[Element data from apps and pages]
---*---

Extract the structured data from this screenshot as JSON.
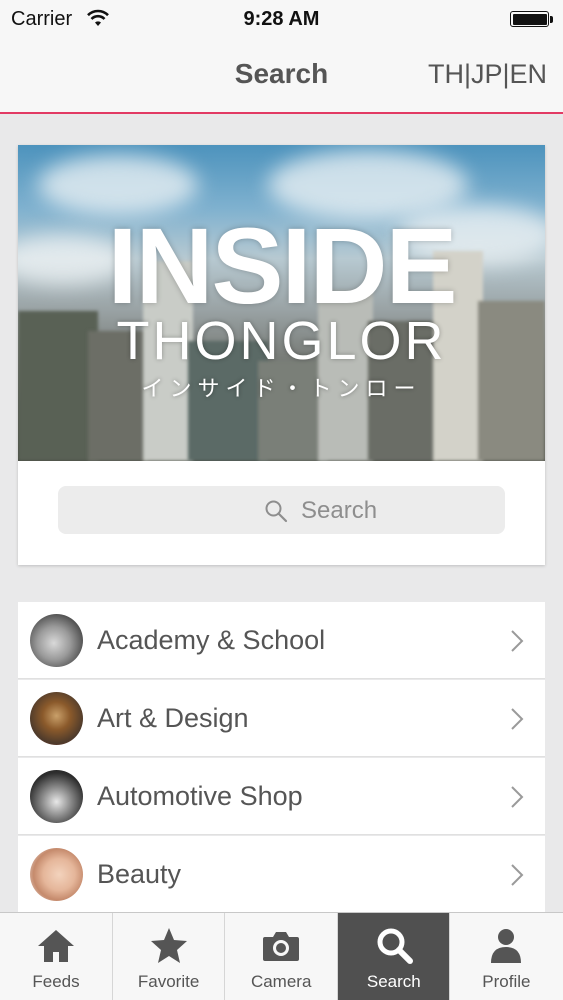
{
  "status_bar": {
    "carrier": "Carrier",
    "time": "9:28 AM"
  },
  "nav": {
    "title": "Search",
    "languages": "TH|JP|EN"
  },
  "hero": {
    "title": "INSIDE",
    "subtitle": "THONGLOR",
    "japanese": "インサイド・トンロー",
    "search_placeholder": "Search"
  },
  "categories": [
    {
      "label": "Academy & School",
      "icon": "academy-thumbnail"
    },
    {
      "label": "Art & Design",
      "icon": "art-thumbnail"
    },
    {
      "label": "Automotive Shop",
      "icon": "car-thumbnail"
    },
    {
      "label": "Beauty",
      "icon": "beauty-thumbnail"
    }
  ],
  "tabs": [
    {
      "label": "Feeds",
      "icon": "home-icon",
      "active": false
    },
    {
      "label": "Favorite",
      "icon": "star-icon",
      "active": false
    },
    {
      "label": "Camera",
      "icon": "camera-icon",
      "active": false
    },
    {
      "label": "Search",
      "icon": "search-icon",
      "active": true
    },
    {
      "label": "Profile",
      "icon": "person-icon",
      "active": false
    }
  ],
  "colors": {
    "accent": "#e23a64",
    "active_tab": "#505050",
    "text": "#555555"
  }
}
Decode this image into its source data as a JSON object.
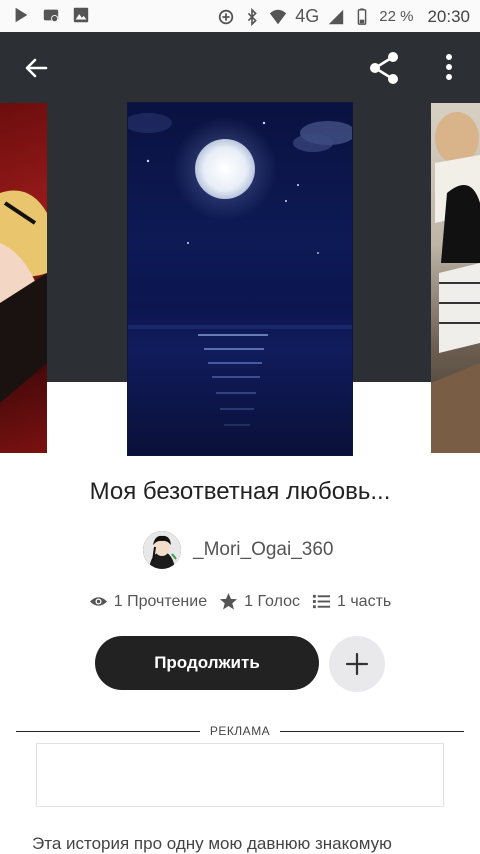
{
  "status_bar": {
    "network": "4G",
    "battery": "22 %",
    "time": "20:30",
    "icons": [
      "play-store-icon",
      "media-icon",
      "image-icon",
      "data-saver-icon",
      "bluetooth-icon",
      "wifi-icon",
      "signal-icon",
      "battery-icon"
    ]
  },
  "header": {
    "back_icon": "arrow-left-icon",
    "share_icon": "share-icon",
    "more_icon": "more-vertical-icon"
  },
  "story": {
    "title": "Моя безответная любовь...",
    "author": "_Mori_Ogai_360",
    "reads": "1 Прочтение",
    "votes": "1 Голос",
    "parts": "1 часть"
  },
  "actions": {
    "continue_label": "Продолжить",
    "add_icon": "plus-icon"
  },
  "ad": {
    "label": "РЕКЛАМА"
  },
  "description": "Эта история про одну мою давнюю знакомую",
  "colors": {
    "hero_bg": "#2c2f33",
    "button_dark": "#222222",
    "add_bg": "#e9e9ec"
  }
}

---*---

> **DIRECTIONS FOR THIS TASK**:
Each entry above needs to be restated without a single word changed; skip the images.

> **TASK OUTPUT**:
Extract the structured data from this screenshot as JSON.
{
  "status_bar": {
    "carrier": "Carrier",
    "time": "9:28 AM"
  },
  "nav": {
    "title": "Search",
    "languages": "TH|JP|EN"
  },
  "hero": {
    "title": "INSIDE",
    "subtitle": "THONGLOR",
    "japanese": "インサイド・トンロー",
    "search_placeholder": "Search"
  },
  "categories": [
    {
      "label": "Academy & School",
      "icon": "academy-thumbnail"
    },
    {
      "label": "Art & Design",
      "icon": "art-thumbnail"
    },
    {
      "label": "Automotive Shop",
      "icon": "car-thumbnail"
    },
    {
      "label": "Beauty",
      "icon": "beauty-thumbnail"
    }
  ],
  "tabs": [
    {
      "label": "Feeds",
      "icon": "home-icon",
      "active": false
    },
    {
      "label": "Favorite",
      "icon": "star-icon",
      "active": false
    },
    {
      "label": "Camera",
      "icon": "camera-icon",
      "active": false
    },
    {
      "label": "Search",
      "icon": "search-icon",
      "active": true
    },
    {
      "label": "Profile",
      "icon": "person-icon",
      "active": false
    }
  ],
  "colors": {
    "accent": "#e23a64",
    "active_tab": "#505050",
    "text": "#555555"
  }
}
Decode this image into its source data as a JSON object.
{
  "status_bar": {
    "network": "4G",
    "battery": "22 %",
    "time": "20:30",
    "icons": [
      "play-store-icon",
      "media-icon",
      "image-icon",
      "data-saver-icon",
      "bluetooth-icon",
      "wifi-icon",
      "signal-icon",
      "battery-icon"
    ]
  },
  "header": {
    "back_icon": "arrow-left-icon",
    "share_icon": "share-icon",
    "more_icon": "more-vertical-icon"
  },
  "story": {
    "title": "Моя безответная любовь...",
    "author": "_Mori_Ogai_360",
    "reads": "1 Прочтение",
    "votes": "1 Голос",
    "parts": "1 часть"
  },
  "actions": {
    "continue_label": "Продолжить",
    "add_icon": "plus-icon"
  },
  "ad": {
    "label": "РЕКЛАМА"
  },
  "description": "Эта история про одну мою давнюю знакомую",
  "colors": {
    "hero_bg": "#2c2f33",
    "button_dark": "#222222",
    "add_bg": "#e9e9ec"
  }
}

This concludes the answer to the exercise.